The Heights Theatre was built in 1949 and closed in 2000. It reopened in 2002. It has been closed since around 2020. For more, see this website. [map]

The Glove Theatre was built in 1914 for live shows. It was converted in 1920 into a vaudeville house. The current marquee was built in 1939. The theatre closed in the late 1970s. In 1995, it was nearly razed for a parking lot. These photos are from 2005. The theatre was restored and reopened with live performances and movies. The town of Gloversville was once the glove-producing capitol of the world. For more, see these websites: 1 and 2. [map]

Palace Theatre [map]
Riviera Theatre

Palace Theatre

State Theatre
Ithaca, NY
Valencia Theatre
Jamaica, NY
The State Theatre occupies a building that was originally a garage and auto showroom constructed in 1915. The building was converted in 1928 into a theatre. In 1988, the theatre was nearly demolished. In 2001, it was restored and reopened. The sign was restored in 2007. The State is mainly used for live performances now. It is listed on the National Register of Historic Places. For more, see these websites: 1, 2, 3, and 4. [map]

The Valencia Theatre was designed by John Eberson in his famous atmospheric style. It opened in 1929 and closed in 1977. The interior was meant to resemble a garden in Valencia, Spain. The huge lobby featured goldfish pools. The auditorium could seat 3,600 and had an Eberson's signature cloud-filled sky with twinkling stars. When it closed, Loew's donated the building to the Tabernacle of Prayer for All People. The church left most of the theatre intact but repainted it in garish colors. For more, see this website. [map]

former Palace Theatre

Larchmont Playhouse

Hippodrome Theatre [gone]
Loch Sheldrake, NY
Palace Theater
Lockport, NY
The Hippodrome Theatre opened as the Strand Theatre in the 1920s. It has been closed since 2006. It was demolished in 2017. For more, see this website.

The Palace Theatre was built in 1925. It closed in 1969 and was nearly demolished in 1972. It reopened later that year. By 2015, the readerboards had been replaced with graphic displays. For more, see this website. [map]

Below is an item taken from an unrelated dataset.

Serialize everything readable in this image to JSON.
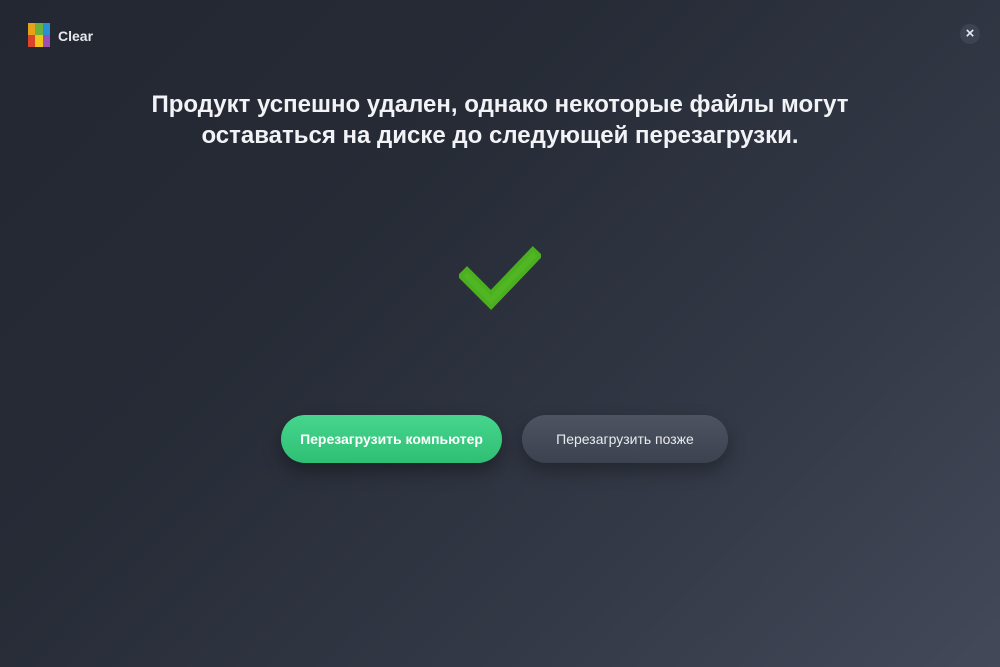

Manhasset Cinemas

New York
(page 2)
New York
(page 3)
Main Page